It’s only been three days, but I’m amazed at how focusing on those two basics–nutrition and exercise–carries over into other areas. I feel much more “in charge”.

I must give credit for this re-focusing to Sally, with whom I spent some quality time this past weekend. This is always good for my spirits, because in addition to being exceptionally cute, Sally is a very good listener. :) sally playing with a ball

Sally has lots of interests, but three rise to the top: dinner, walks, and playing with the ball. As long as she has those three things in place, she lets everything else fall into its proper place. When I think about it, my interests aren’t really all that different from Sally’s, and that’s why I’m following her excellent lead and focusing on getting the basics in place. :)

Sadly, this might have been my last Sally visit for awhile. Her parents have selfishly decided that they’d like to live on the coast with its silly beaches and average winter temps in the 60s. Even more selfishly, they’re taking my dog with them! Okay, so technically, she’s their dog, but still. It’s just not right.

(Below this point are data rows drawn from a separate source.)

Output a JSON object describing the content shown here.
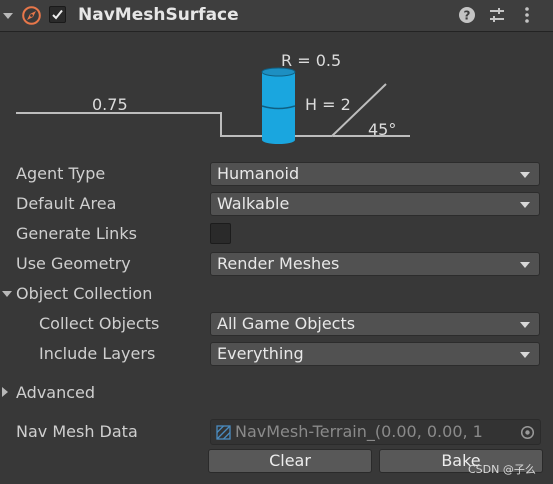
{
  "component": {
    "title": "NavMeshSurface",
    "enabled": true,
    "icons": [
      "compass-icon",
      "help-icon",
      "preset-icon",
      "more-icon"
    ]
  },
  "diagram": {
    "step_height": "0.75",
    "radius": "R = 0.5",
    "height": "H = 2",
    "slope": "45°",
    "agent_color": "#1aa6df"
  },
  "fields": {
    "agent_type": {
      "label": "Agent Type",
      "value": "Humanoid"
    },
    "default_area": {
      "label": "Default Area",
      "value": "Walkable"
    },
    "generate_links": {
      "label": "Generate Links",
      "checked": false
    },
    "use_geometry": {
      "label": "Use Geometry",
      "value": "Render Meshes"
    },
    "object_collection": {
      "label": "Object Collection",
      "expanded": true
    },
    "collect_objects": {
      "label": "Collect Objects",
      "value": "All Game Objects"
    },
    "include_layers": {
      "label": "Include Layers",
      "value": "Everything"
    },
    "advanced": {
      "label": "Advanced",
      "expanded": false
    },
    "nav_mesh_data": {
      "label": "Nav Mesh Data",
      "value": "NavMesh-Terrain_(0.00, 0.00, 1"
    }
  },
  "buttons": {
    "clear": "Clear",
    "bake": "Bake"
  },
  "watermark": "CSDN @子么"
}
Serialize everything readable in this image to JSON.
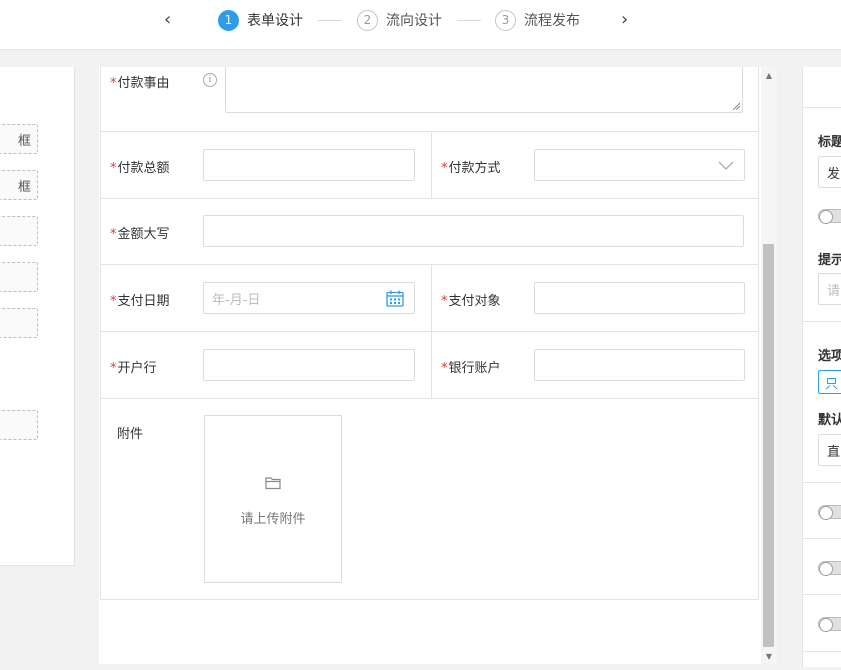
{
  "stepper": {
    "prev_icon": "chevron-left-icon",
    "next_icon": "chevron-right-icon",
    "steps": [
      {
        "number": "1",
        "label": "表单设计",
        "active": true
      },
      {
        "number": "2",
        "label": "流向设计",
        "active": false
      },
      {
        "number": "3",
        "label": "流程发布",
        "active": false
      }
    ]
  },
  "palette": {
    "items": [
      "框",
      "框",
      "",
      "",
      "",
      ""
    ]
  },
  "form": {
    "required_mark": "*",
    "reason_label": "付款事由",
    "total_label": "付款总额",
    "method_label": "付款方式",
    "uppercase_label": "金额大写",
    "date_label": "支付日期",
    "date_placeholder": "年-月-日",
    "payee_label": "支付对象",
    "bank_label": "开户行",
    "account_label": "银行账户",
    "attachment_label": "附件",
    "upload_text": "请上传附件"
  },
  "properties": {
    "title_label": "标题",
    "title_value": "发",
    "hint_label": "提示",
    "hint_placeholder": "请",
    "options_label": "选项",
    "option_value": "只",
    "default_label": "默认",
    "default_value": "直"
  },
  "colors": {
    "accent": "#2d9de9",
    "required": "#e53935"
  }
}
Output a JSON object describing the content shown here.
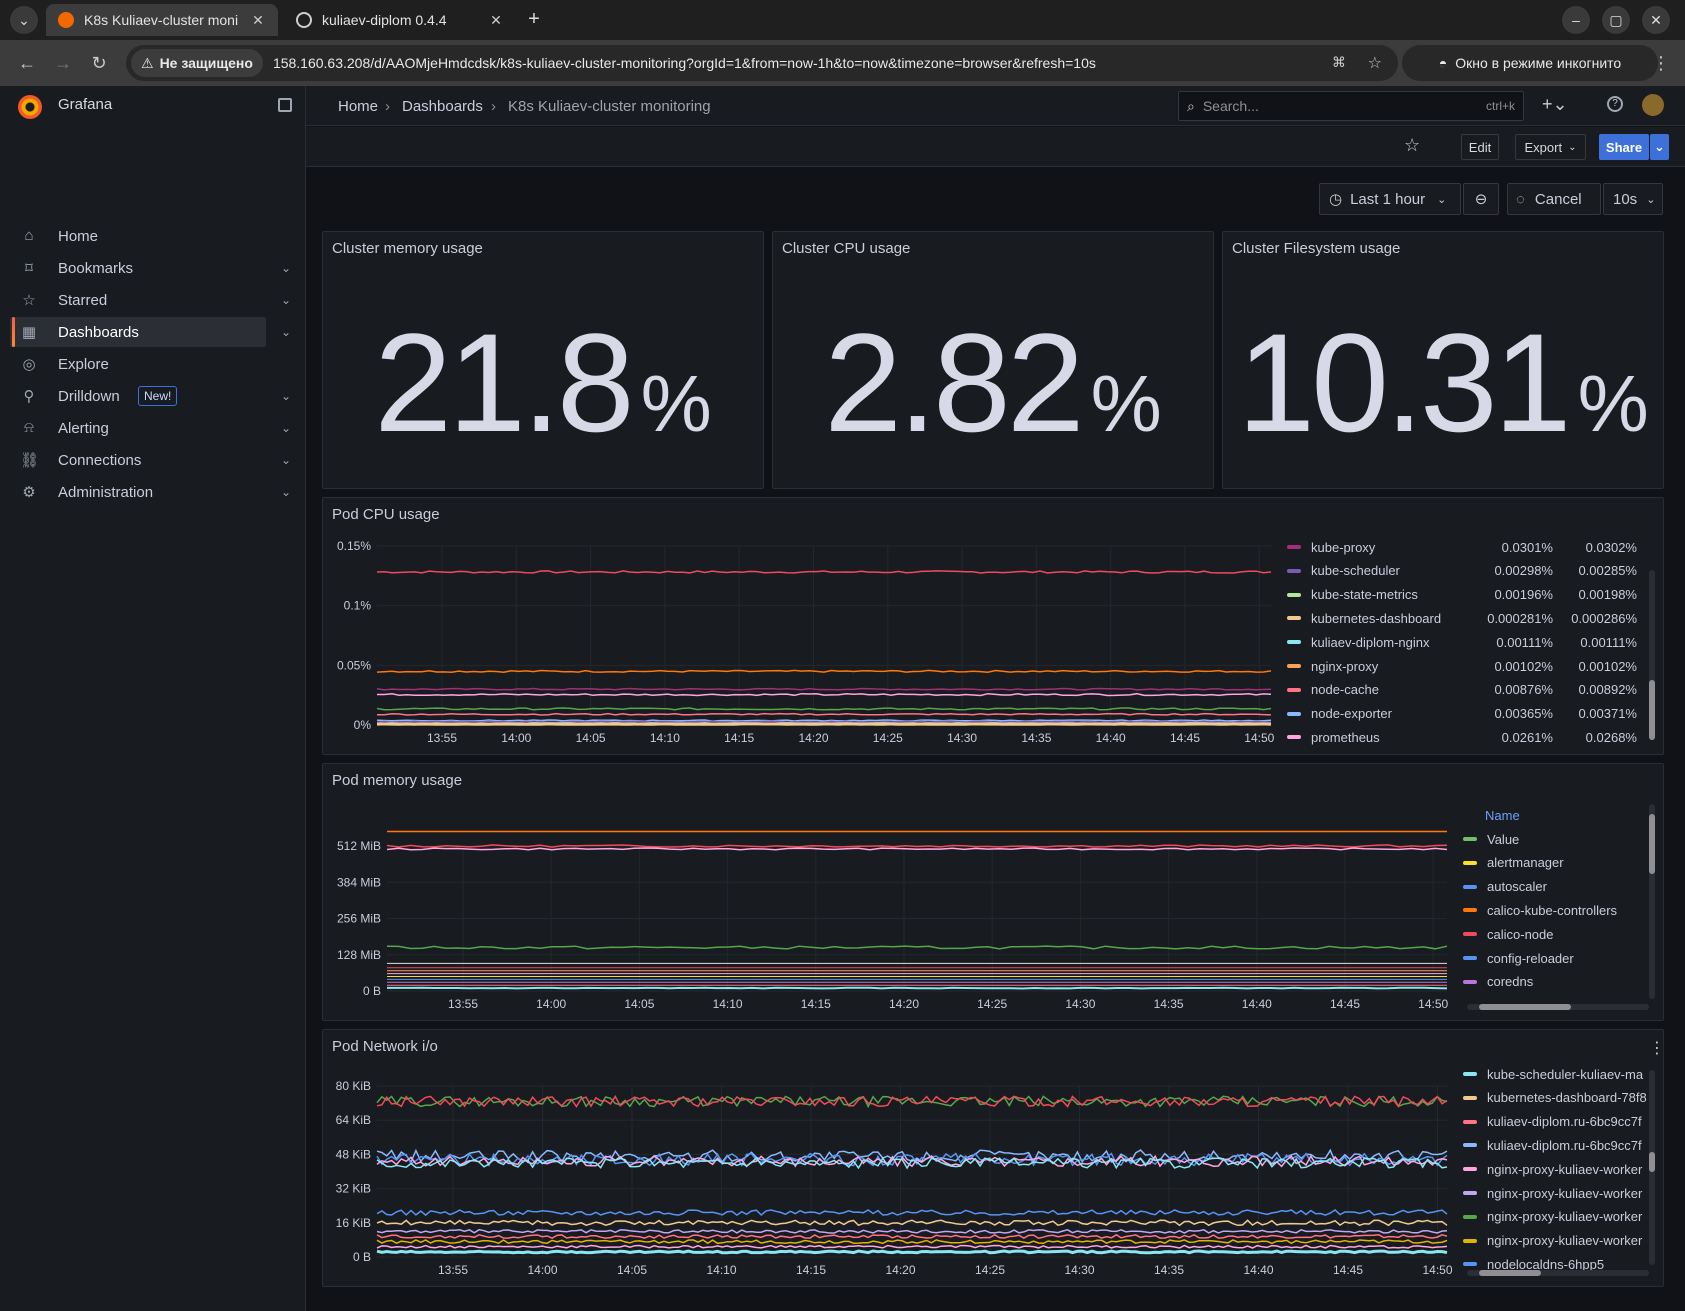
{
  "browser": {
    "tabs": [
      {
        "title": "K8s Kuliaev-cluster moni",
        "active": true
      },
      {
        "title": "kuliaev-diplom 0.4.4",
        "active": false
      }
    ],
    "security_label": "Не защищено",
    "url": "158.160.63.208/d/AAOMjeHmdcdsk/k8s-kuliaev-cluster-monitoring?orgId=1&from=now-1h&to=now&timezone=browser&refresh=10s",
    "incognito_label": "Окно в режиме инкогнито"
  },
  "sidebar": {
    "brand": "Grafana",
    "items": [
      {
        "label": "Home",
        "icon": "home-icon",
        "chevron": false
      },
      {
        "label": "Bookmarks",
        "icon": "bookmark-icon",
        "chevron": true
      },
      {
        "label": "Starred",
        "icon": "star-icon",
        "chevron": true
      },
      {
        "label": "Dashboards",
        "icon": "dashboards-grid-icon",
        "chevron": true,
        "active": true
      },
      {
        "label": "Explore",
        "icon": "compass-icon",
        "chevron": false
      },
      {
        "label": "Drilldown",
        "icon": "drilldown-icon",
        "chevron": true,
        "badge": "New!"
      },
      {
        "label": "Alerting",
        "icon": "bell-icon",
        "chevron": true
      },
      {
        "label": "Connections",
        "icon": "connections-icon",
        "chevron": true
      },
      {
        "label": "Administration",
        "icon": "gear-icon",
        "chevron": true
      }
    ]
  },
  "topbar": {
    "breadcrumb": [
      "Home",
      "Dashboards",
      "K8s Kuliaev-cluster monitoring"
    ],
    "search_placeholder": "Search...",
    "search_shortcut": "ctrl+k"
  },
  "toolbar": {
    "edit": "Edit",
    "export": "Export",
    "share": "Share",
    "time_range": "Last 1 hour",
    "cancel": "Cancel",
    "refresh": "10s"
  },
  "stats": [
    {
      "title": "Cluster memory usage",
      "value": "21.8",
      "unit": "%"
    },
    {
      "title": "Cluster CPU usage",
      "value": "2.82",
      "unit": "%"
    },
    {
      "title": "Cluster Filesystem usage",
      "value": "10.31",
      "unit": "%"
    }
  ],
  "x_ticks": [
    "13:55",
    "14:00",
    "14:05",
    "14:10",
    "14:15",
    "14:20",
    "14:25",
    "14:30",
    "14:35",
    "14:40",
    "14:45",
    "14:50"
  ],
  "cpu_panel": {
    "title": "Pod CPU usage",
    "y_ticks": [
      "0.15%",
      "0.1%",
      "0.05%",
      "0%"
    ],
    "legend": [
      {
        "name": "kube-proxy",
        "a": "0.0301%",
        "b": "0.0302%",
        "color": "#a0307a"
      },
      {
        "name": "kube-scheduler",
        "a": "0.00298%",
        "b": "0.00285%",
        "color": "#7a5bb8"
      },
      {
        "name": "kube-state-metrics",
        "a": "0.00196%",
        "b": "0.00198%",
        "color": "#b6e59a"
      },
      {
        "name": "kubernetes-dashboard",
        "a": "0.000281%",
        "b": "0.000286%",
        "color": "#f2c98f"
      },
      {
        "name": "kuliaev-diplom-nginx",
        "a": "0.00111%",
        "b": "0.00111%",
        "color": "#8ae6f0"
      },
      {
        "name": "nginx-proxy",
        "a": "0.00102%",
        "b": "0.00102%",
        "color": "#ff9f5a"
      },
      {
        "name": "node-cache",
        "a": "0.00876%",
        "b": "0.00892%",
        "color": "#ff7383"
      },
      {
        "name": "node-exporter",
        "a": "0.00365%",
        "b": "0.00371%",
        "color": "#8ab8ff"
      },
      {
        "name": "prometheus",
        "a": "0.0261%",
        "b": "0.0268%",
        "color": "#ffa6e0"
      }
    ]
  },
  "mem_panel": {
    "title": "Pod memory usage",
    "y_ticks": [
      "512 MiB",
      "384 MiB",
      "256 MiB",
      "128 MiB",
      "0 B"
    ],
    "legend_header": "Name",
    "legend": [
      {
        "name": "Value",
        "color": "#73bf69"
      },
      {
        "name": "alertmanager",
        "color": "#fade2a"
      },
      {
        "name": "autoscaler",
        "color": "#5794f2"
      },
      {
        "name": "calico-kube-controllers",
        "color": "#ff780a"
      },
      {
        "name": "calico-node",
        "color": "#f2495c"
      },
      {
        "name": "config-reloader",
        "color": "#5794f2"
      },
      {
        "name": "coredns",
        "color": "#b877d9"
      }
    ]
  },
  "net_panel": {
    "title": "Pod Network i/o",
    "y_ticks": [
      "80 KiB",
      "64 KiB",
      "48 KiB",
      "32 KiB",
      "16 KiB",
      "0 B"
    ],
    "legend": [
      {
        "name": "kube-scheduler-kuliaev-ma",
        "color": "#8ae6f0"
      },
      {
        "name": "kubernetes-dashboard-78f8",
        "color": "#f2c98f"
      },
      {
        "name": "kuliaev-diplom.ru-6bc9cc7f",
        "color": "#ff7383"
      },
      {
        "name": "kuliaev-diplom.ru-6bc9cc7f",
        "color": "#8ab8ff"
      },
      {
        "name": "nginx-proxy-kuliaev-worker",
        "color": "#ffa6e0"
      },
      {
        "name": "nginx-proxy-kuliaev-worker",
        "color": "#c0a8f0"
      },
      {
        "name": "nginx-proxy-kuliaev-worker",
        "color": "#56a64b"
      },
      {
        "name": "nginx-proxy-kuliaev-worker",
        "color": "#e0b400"
      },
      {
        "name": "nodelocaldns-6hpp5",
        "color": "#5794f2"
      }
    ]
  }
}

The upside is that they’ll still need a pet-sitter from time to time, and this one travels! :)

Besides Sally-sitting, another stress release was the selection of a yellow paint color for my kitchen and laundry room. I’m not yet ready to call it The Perfect Shade of Yellow. For now it’s just the yellow that’s going on the wall. I’ll know more when it’s actually on the wall.

yellow paint test strips on the wall

I’ll share the final (I hope!) results when the paint is up. It’s one of the colors shown above.

On that note of suspense, I’ll close this out. I’ve got a 4:30 a.m. alarm tomorrow, which means I’m already up too late. I hope you’re having a lovely week!